# Record extracts:
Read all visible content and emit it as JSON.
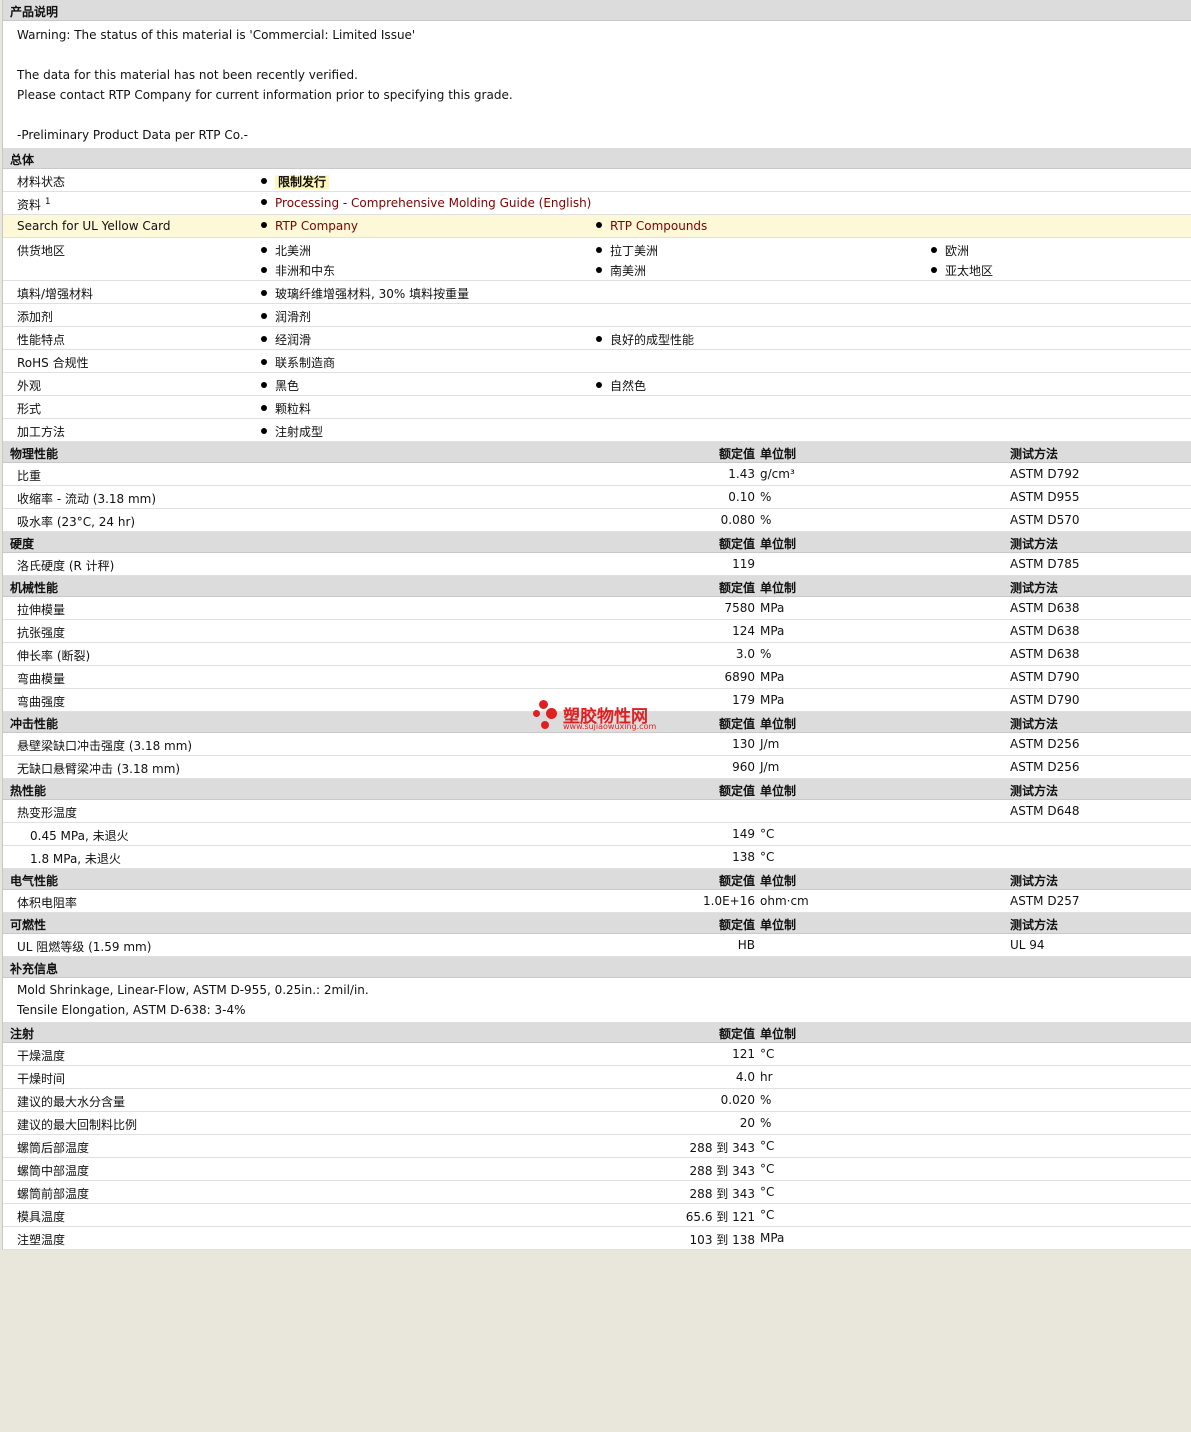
{
  "desc": {
    "title": "产品说明",
    "lines": [
      "Warning: The status of this material is 'Commercial: Limited Issue'",
      "",
      "The data for this material has not been recently verified.",
      "Please contact RTP Company for current information prior to specifying this grade.",
      "",
      "-Preliminary Product Data per RTP Co.-"
    ]
  },
  "general": {
    "title": "总体",
    "status_label": "材料状态",
    "status_value": "限制发行",
    "docs_label": "资料",
    "docs_sup": "1",
    "docs_link": "Processing - Comprehensive Molding Guide (English)",
    "ul_label": "Search for UL Yellow Card",
    "ul_link1": "RTP Company",
    "ul_link2": "RTP Compounds",
    "region_label": "供货地区",
    "regions": [
      "北美洲",
      "拉丁美洲",
      "欧洲",
      "非洲和中东",
      "南美洲",
      "亚太地区"
    ],
    "filler_label": "填料/增强材料",
    "filler_value": "玻璃纤维增强材料, 30% 填料按重量",
    "additive_label": "添加剂",
    "additive_value": "润滑剂",
    "feature_label": "性能特点",
    "features": [
      "经润滑",
      "良好的成型性能"
    ],
    "rohs_label": "RoHS 合规性",
    "rohs_value": "联系制造商",
    "appearance_label": "外观",
    "appearances": [
      "黑色",
      "自然色"
    ],
    "form_label": "形式",
    "form_value": "颗粒料",
    "process_label": "加工方法",
    "process_value": "注射成型"
  },
  "headers": {
    "value": "额定值",
    "unit": "单位制",
    "method": "测试方法"
  },
  "sections": [
    {
      "title": "物理性能",
      "rows": [
        {
          "label": "比重",
          "value": "1.43",
          "unit": "g/cm³",
          "method": "ASTM D792"
        },
        {
          "label": "收缩率  - 流动  (3.18 mm)",
          "value": "0.10",
          "unit": "%",
          "method": "ASTM D955"
        },
        {
          "label": "吸水率  (23°C, 24 hr)",
          "value": "0.080",
          "unit": "%",
          "method": "ASTM D570"
        }
      ]
    },
    {
      "title": "硬度",
      "rows": [
        {
          "label": "洛氏硬度  (R 计秤)",
          "value": "119",
          "unit": "",
          "method": "ASTM D785"
        }
      ]
    },
    {
      "title": "机械性能",
      "rows": [
        {
          "label": "拉伸模量",
          "value": "7580",
          "unit": "MPa",
          "method": "ASTM D638"
        },
        {
          "label": "抗张强度",
          "value": "124",
          "unit": "MPa",
          "method": "ASTM D638"
        },
        {
          "label": "伸长率  (断裂)",
          "value": "3.0",
          "unit": "%",
          "method": "ASTM D638"
        },
        {
          "label": "弯曲模量",
          "value": "6890",
          "unit": "MPa",
          "method": "ASTM D790"
        },
        {
          "label": "弯曲强度",
          "value": "179",
          "unit": "MPa",
          "method": "ASTM D790"
        }
      ]
    },
    {
      "title": "冲击性能",
      "rows": [
        {
          "label": "悬壁梁缺口冲击强度  (3.18 mm)",
          "value": "130",
          "unit": "J/m",
          "method": "ASTM D256"
        },
        {
          "label": "无缺口悬臂梁冲击  (3.18 mm)",
          "value": "960",
          "unit": "J/m",
          "method": "ASTM D256"
        }
      ]
    },
    {
      "title": "热性能",
      "rows": [
        {
          "label": "热变形温度",
          "value": "",
          "unit": "",
          "method": "ASTM D648"
        },
        {
          "label": "0.45 MPa, 未退火",
          "value": "149",
          "unit": "°C",
          "method": "",
          "indent": true
        },
        {
          "label": "1.8 MPa, 未退火",
          "value": "138",
          "unit": "°C",
          "method": "",
          "indent": true
        }
      ]
    },
    {
      "title": "电气性能",
      "rows": [
        {
          "label": "体积电阻率",
          "value": "1.0E+16",
          "unit": "ohm·cm",
          "method": "ASTM D257"
        }
      ]
    },
    {
      "title": "可燃性",
      "rows": [
        {
          "label": "UL 阻燃等级  (1.59 mm)",
          "value": "HB",
          "unit": "",
          "method": "UL 94"
        }
      ]
    }
  ],
  "supplement": {
    "title": "补充信息",
    "lines": [
      "Mold Shrinkage, Linear-Flow, ASTM D-955, 0.25in.: 2mil/in.",
      "Tensile Elongation, ASTM D-638: 3-4%"
    ]
  },
  "injection": {
    "title": "注射",
    "rows": [
      {
        "label": "干燥温度",
        "value": "121",
        "unit": "°C"
      },
      {
        "label": "干燥时间",
        "value": "4.0",
        "unit": "hr"
      },
      {
        "label": "建议的最大水分含量",
        "value": "0.020",
        "unit": "%"
      },
      {
        "label": "建议的最大回制料比例",
        "value": "20",
        "unit": "%"
      },
      {
        "label": "螺筒后部温度",
        "value": "288 到  343",
        "unit": "°C"
      },
      {
        "label": "螺筒中部温度",
        "value": "288 到  343",
        "unit": "°C"
      },
      {
        "label": "螺筒前部温度",
        "value": "288 到  343",
        "unit": "°C"
      },
      {
        "label": "模具温度",
        "value": "65.6 到  121",
        "unit": "°C"
      },
      {
        "label": "注塑温度",
        "value": "103 到  138",
        "unit": "MPa"
      }
    ]
  },
  "watermark": {
    "name": "塑胶物性网",
    "url": "www.sujiaowuxing.com"
  }
}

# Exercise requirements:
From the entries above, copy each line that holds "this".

# Written answer:
      "Warning: The status of this material is 'Commercial: Limited Issue'",
      "The data for this material has not been recently verified.",
      "Please contact RTP Company for current information prior to specifying this grade.",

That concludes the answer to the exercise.